We have to note that many Roma never made it to the camps, but were shot right outside of the cities where they lived, or in the forests, or on the way to the camps. How many Roma were killed before they arrived at camps is impossible to know, mostly because there is no specific documentation about those killings. Other documentation classified them not as Roma, but as criminals or sometimes even as Jews.

Of those that did make it to the camps, it was not until later in the war when they were being gassed in large numbers. The first group of Roma to be gassed occurred in January 1940 as an experiment, which was actually the first gassing using Zyklon-B in Nazi history. Two-hundred and fifty Roma children were used to test the effects of Zyklon-B. Needless to say, the experiment was successful in that it killed all 250 children, and would be used from then on to gas prisoners. Some died after liberation because they ate themselves sick.

The food they received in the concentration camps lacked any nutritional value. They were given very little bread, which was often withheld from them as punishment.

Using modern day treatment of anorexia patients, who are also severely malnourished, we learn that in order to reduce the chances for heart failure, patients must begin with a calorie count as low as 1,500 calories a day. Ilona Raffael remembers when the Russians liberated her: Many of us got sick because people, whose stomach had contracted, ate a lot.

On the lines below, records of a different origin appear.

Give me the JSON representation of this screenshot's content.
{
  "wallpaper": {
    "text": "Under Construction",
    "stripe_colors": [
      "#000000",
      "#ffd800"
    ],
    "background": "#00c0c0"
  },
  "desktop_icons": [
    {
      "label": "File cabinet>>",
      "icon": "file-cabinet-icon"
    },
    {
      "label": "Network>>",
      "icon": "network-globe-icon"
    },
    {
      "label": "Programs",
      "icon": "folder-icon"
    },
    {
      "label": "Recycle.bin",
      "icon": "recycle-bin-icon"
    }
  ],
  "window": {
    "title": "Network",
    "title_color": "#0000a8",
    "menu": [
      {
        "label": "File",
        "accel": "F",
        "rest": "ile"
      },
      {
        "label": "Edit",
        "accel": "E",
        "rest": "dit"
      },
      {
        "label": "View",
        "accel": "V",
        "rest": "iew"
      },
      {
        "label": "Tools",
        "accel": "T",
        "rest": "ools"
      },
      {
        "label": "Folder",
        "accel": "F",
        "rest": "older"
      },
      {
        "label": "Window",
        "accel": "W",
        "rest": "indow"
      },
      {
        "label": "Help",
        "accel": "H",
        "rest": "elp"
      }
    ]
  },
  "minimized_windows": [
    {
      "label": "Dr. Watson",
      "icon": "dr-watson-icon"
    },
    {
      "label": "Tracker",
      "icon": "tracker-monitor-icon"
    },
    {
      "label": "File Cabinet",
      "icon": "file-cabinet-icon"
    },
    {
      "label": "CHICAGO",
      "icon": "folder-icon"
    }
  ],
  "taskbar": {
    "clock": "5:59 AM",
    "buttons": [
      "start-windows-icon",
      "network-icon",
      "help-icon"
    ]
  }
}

I was clever enough not to eat much food; first I drank a lot of tea. Unfortunately, those that did not know merely added themselves to the death toll. Another terrible situation for Roma upon liberation was their lack of placement. Unlike other survivors who had families waiting for them in the Americas and throughout Europe, Roma often had no one. They had no other country to flee to and usually no family outside of their own tribe.